The Curious Case of Dr Jekyll and Mr Hyde Review

The Curious Case of Dr Jekyll and Mr Hyde
-       Robert Louis Stevenson

Kindle Book
Dr. Jekyll has been experimenting with identity. He has developed a drug which separates the two sides of his nature, allowing him to abandon himself to his most corrupt inclinations as the monstrous Mr. Hyde. But gradually the journey back to goodness becomes more and more difficult, and the risk that Mr. Hyde will break free from Dr. Jekyll’s control puts all of London in grave peril

As regular readers of my blog will be aware I’m not much for the classics – I’ve never read Jane Eyre and despite some constant encouragement of a certain BookGirl of Mur-y-Castell I have never even picked up Pride and Prejudice. But a quick glance at my stats as my most popular posts happen to be the few classics I have read – the Legend of Sleepy Hollow and A Christmas Carol. So I thought I would try to mix up my reading with some of the science fiction and adventure classics occasionally. So for Halloween I decided to read Dr Jekyll and Mr Hyde...

Once again I am struck by how the story you think you know is NOT the story that was first written. Told through the point of view of My Utterson, Jekyll’s long time friend and lawyer we first meet Mr Hyde via some gossip. He is described as small and young but with some sort of peculiar loathing that he seems to inspire to make everyone feel. Mr Utterson is worried about how this vile creature seems to have attached itself to his good friend Dr Jekyll. It is some time before we meet Dr Jekyll who is described as an amiable, elderly gentleman who does many good deeds for the community. I have to confess the idea of My Hyde as a slight, young man surprised me – I always had that picture in my head of a big, hunched monster which is how he is usually seen in films and TV shows!

The story actually takes places over a couple of years and is very much influenced by Victorian manners and society at that time for doctors and lawyers. Mr Utterson is very worried about his friends reputation and if he is being blackmailed or not. There is a great insight into how men of a certain age and level of society behave towards each other – indeed the only women in the whole plot are a maid (who cries and faints) and a selfish, corrupt housekeeper – each of whom only have once scene each. An insight into women at that time or more an insight into Robert Louis Stevenson’s attitudes towards women? I’ll leave that to the English Literature graduates to discuss, but this is very much a man’s story about man’s urges.

Dr Jekyll himself admits he is still himself as Mr Hyde but without conscience – free to indulge his base instincts. Unless I missed it (always possible!), these base instincts are not revealed explicitly and apart from a short temper and tendency towards violence, it is left to your own imagination to think what these base instincts are. I found that particularly interesting as each person would probably be thinking of their own deepest and reviled thoughts at that point. This makes you part of the story and more involved in MR Hyde's activities. 

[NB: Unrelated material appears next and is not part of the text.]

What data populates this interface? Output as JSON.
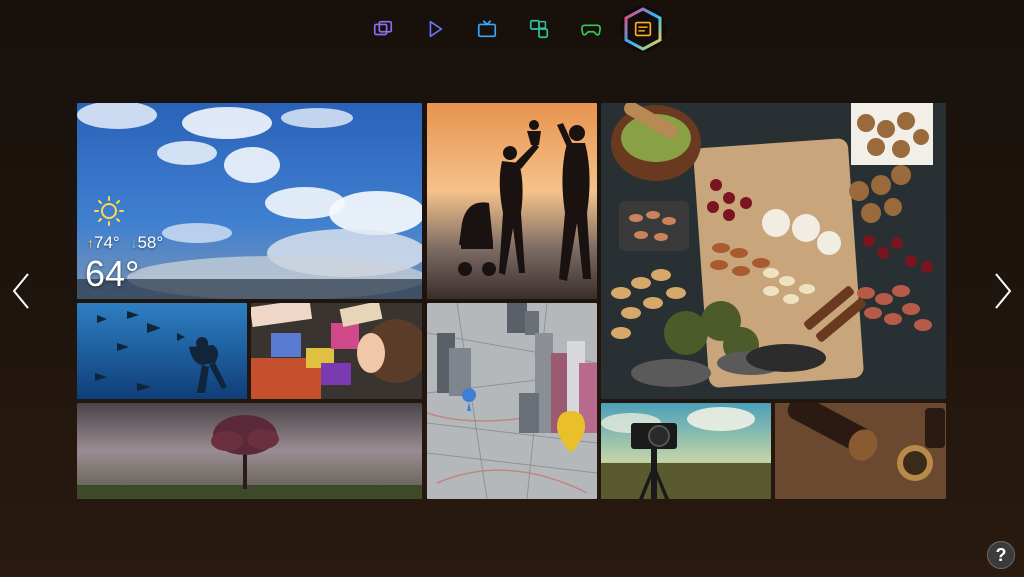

This is a classic for a reason as the reader is drawn into the story – and even knowing the ‘twist’ can read it on many levels. I imagine the surprise ending would have been as revolutionary in its day as The Sixth Sense was when it first came out! It’s not a long book and perhaps a little wordy for modern sensibilities but this is a fascinating insight into the ‘true’ story behind the myth we all know. It's not a long story - but there is a reason it has stayed with us for the last hundred years!

Recommended for fans of Bram Stoker and Mary Shelley. 8 out of 10


  1. Oh this one sounds like I would enjoy it. I like the psychological thriller. I like that the twist also has many levels. I can't believe that I haven't read it either.

  2. You know I'm not one to read the classics either. But I should do like you and pick one up one day. Good to do this one with the season. :)